In learning to let my shoulders release, my jaw unclench, I have noticed that as soon as I am able to do so, a bit of the angst leaves my belly, my arms feel looser, my heart is lighter.  This has become a physical reminder that I don’t have to hold all the pieces in place, I will be okay if the plates fall, there is no theoretical fist waiting in the wings to wallop me.

My teacher suggested that when I notice that my jaw is tight, to focus on how my feet are stable on the ground, how I am solid in my chair.  I don’t have to hold myself up completely.  The earth is perfectly capable of holding my weight.  It is not all on my shoulders to micro-manage.  If the plates fall and crash, the earth will still be here, holding me up.

catching up

I seem to have fallen out of the blogging habit in the last few days.  Partly, I have not been able to communicate well what has been going on, which is mostly internal.  There are a few externals that I’ll catch you up on, and hopefully this will end the blogging drought.

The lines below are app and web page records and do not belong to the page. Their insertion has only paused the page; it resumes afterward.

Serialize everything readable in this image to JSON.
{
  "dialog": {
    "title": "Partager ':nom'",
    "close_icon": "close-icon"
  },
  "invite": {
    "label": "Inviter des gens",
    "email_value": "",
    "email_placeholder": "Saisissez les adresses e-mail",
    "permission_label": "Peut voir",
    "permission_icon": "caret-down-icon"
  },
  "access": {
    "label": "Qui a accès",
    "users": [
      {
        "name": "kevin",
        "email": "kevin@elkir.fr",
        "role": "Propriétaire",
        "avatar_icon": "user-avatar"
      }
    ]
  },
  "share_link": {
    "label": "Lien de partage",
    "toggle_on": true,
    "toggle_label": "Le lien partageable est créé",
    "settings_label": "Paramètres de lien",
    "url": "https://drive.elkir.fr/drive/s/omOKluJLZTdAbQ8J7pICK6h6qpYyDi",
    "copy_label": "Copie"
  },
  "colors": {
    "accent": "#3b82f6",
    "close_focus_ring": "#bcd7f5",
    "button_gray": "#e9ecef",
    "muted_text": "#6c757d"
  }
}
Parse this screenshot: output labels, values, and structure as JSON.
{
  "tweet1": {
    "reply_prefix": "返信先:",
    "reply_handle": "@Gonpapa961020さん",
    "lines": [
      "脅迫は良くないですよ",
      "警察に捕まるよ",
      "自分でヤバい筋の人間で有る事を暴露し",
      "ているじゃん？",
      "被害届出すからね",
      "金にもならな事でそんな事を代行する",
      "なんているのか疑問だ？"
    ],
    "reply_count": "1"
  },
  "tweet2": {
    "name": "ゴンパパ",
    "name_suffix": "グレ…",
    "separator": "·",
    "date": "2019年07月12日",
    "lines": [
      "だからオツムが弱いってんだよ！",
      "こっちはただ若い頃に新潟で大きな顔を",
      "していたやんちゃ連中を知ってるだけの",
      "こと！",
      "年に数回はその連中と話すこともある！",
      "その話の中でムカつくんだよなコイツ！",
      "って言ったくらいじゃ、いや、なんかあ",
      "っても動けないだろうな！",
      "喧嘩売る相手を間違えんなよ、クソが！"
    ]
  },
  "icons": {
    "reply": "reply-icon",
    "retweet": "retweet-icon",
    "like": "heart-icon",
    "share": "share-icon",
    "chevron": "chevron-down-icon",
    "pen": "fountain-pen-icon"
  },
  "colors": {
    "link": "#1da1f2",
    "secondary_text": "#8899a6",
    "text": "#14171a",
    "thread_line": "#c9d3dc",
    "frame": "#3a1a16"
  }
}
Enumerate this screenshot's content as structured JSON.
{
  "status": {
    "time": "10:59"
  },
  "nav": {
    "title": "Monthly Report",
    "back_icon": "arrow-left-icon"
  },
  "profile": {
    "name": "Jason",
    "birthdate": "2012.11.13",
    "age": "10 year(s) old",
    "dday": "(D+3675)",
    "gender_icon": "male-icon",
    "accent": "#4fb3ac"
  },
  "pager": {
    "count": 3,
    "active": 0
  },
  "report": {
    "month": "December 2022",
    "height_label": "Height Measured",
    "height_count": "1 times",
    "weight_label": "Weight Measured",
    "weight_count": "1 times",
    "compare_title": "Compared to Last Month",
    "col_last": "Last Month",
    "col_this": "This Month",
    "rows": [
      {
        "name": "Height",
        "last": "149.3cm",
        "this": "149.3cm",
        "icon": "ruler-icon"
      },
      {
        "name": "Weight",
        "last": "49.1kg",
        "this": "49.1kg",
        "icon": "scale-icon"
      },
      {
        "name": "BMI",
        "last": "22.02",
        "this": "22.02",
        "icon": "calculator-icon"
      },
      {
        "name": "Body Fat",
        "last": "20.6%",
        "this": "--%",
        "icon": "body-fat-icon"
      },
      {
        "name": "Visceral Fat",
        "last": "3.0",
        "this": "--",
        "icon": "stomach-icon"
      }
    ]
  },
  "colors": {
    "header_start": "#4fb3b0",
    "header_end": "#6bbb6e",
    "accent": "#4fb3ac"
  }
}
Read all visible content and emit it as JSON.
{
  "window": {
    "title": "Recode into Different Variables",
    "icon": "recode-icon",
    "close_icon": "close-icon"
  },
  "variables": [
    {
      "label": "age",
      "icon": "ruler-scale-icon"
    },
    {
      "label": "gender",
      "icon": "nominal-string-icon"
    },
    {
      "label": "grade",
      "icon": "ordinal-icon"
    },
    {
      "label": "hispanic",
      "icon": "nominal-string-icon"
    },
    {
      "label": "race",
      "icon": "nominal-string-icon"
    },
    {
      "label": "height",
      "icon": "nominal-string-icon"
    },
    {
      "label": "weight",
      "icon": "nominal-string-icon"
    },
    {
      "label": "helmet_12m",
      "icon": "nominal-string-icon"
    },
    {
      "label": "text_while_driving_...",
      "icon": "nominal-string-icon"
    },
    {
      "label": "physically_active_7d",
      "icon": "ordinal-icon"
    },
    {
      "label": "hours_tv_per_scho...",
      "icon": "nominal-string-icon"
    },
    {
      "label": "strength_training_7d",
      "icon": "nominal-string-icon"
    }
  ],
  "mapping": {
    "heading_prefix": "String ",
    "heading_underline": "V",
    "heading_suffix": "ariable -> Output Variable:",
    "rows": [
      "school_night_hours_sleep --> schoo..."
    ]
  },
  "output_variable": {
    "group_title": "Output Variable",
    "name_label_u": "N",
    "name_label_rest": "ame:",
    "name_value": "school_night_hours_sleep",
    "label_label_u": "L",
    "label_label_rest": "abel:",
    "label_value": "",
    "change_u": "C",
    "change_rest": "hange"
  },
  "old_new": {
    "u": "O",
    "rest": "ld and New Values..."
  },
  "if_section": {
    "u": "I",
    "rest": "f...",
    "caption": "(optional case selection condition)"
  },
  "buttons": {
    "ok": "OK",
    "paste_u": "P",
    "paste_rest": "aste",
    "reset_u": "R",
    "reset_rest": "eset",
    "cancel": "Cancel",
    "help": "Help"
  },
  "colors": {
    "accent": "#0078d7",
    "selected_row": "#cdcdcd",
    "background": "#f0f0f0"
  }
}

  • I have started lessons in the Alexander Technique.  A woman in my group (actually one of the volunteer facilitators) is a teacher of the technique, and she has been kind enough to give me a reduced rate.  I have had two lessons so far and have been becoming more and more aware of how much I tense my muscles (shoulders, neck, and jaw particularly) and how unaware of my body I am most of the time.  I had been talking with my therapist about finding a way to learn to be more present in my body and then I learned about this technique and that D teaches it.  I will try to write more about it later.  It’s been a really fascinating experience, so far.
  • I have decided to stop sticking my head in the sand about my finances.  I think I had a pendulum-swing reaction to not being under X’s controlling thumb in money matters, and haven’t been paying nearly enough attention to how I spend my money.
  • My sister is still on a downward spiral.  Not much to say about that—actually, there’s a LOT to say about that, but not much that can be said succinctly.  I hope to write more about that later, as well.
  • In happy news, two of the greatest people in the world (and their 8 month old daughter AND their rambunctious Labradoodle) are moving back to the US from the Netherlands this week.  And they’re moving to my city!  In my insanity, I have offered to dog-sit while they are schlepping their belongings from the various locations across the state where they have been stored.  Miss Famous and the Labradoodle do know each other, and Miss Famous was, well, not the best hostess the last time they were together.  I will keep you up-to-date on these two dogs’ shenanigans.  Here’s a couple of pics of Miss Famous’ once and future house-guest:

    Gertie, with her laser-eye beam look

    she's a lot bigger than Miss Famous

    There are no pics of Gertie and Miss Famous together, because, well, yeah.  Hopefully things will be calmer this time around and I can share photographic evidence of their friendship with you.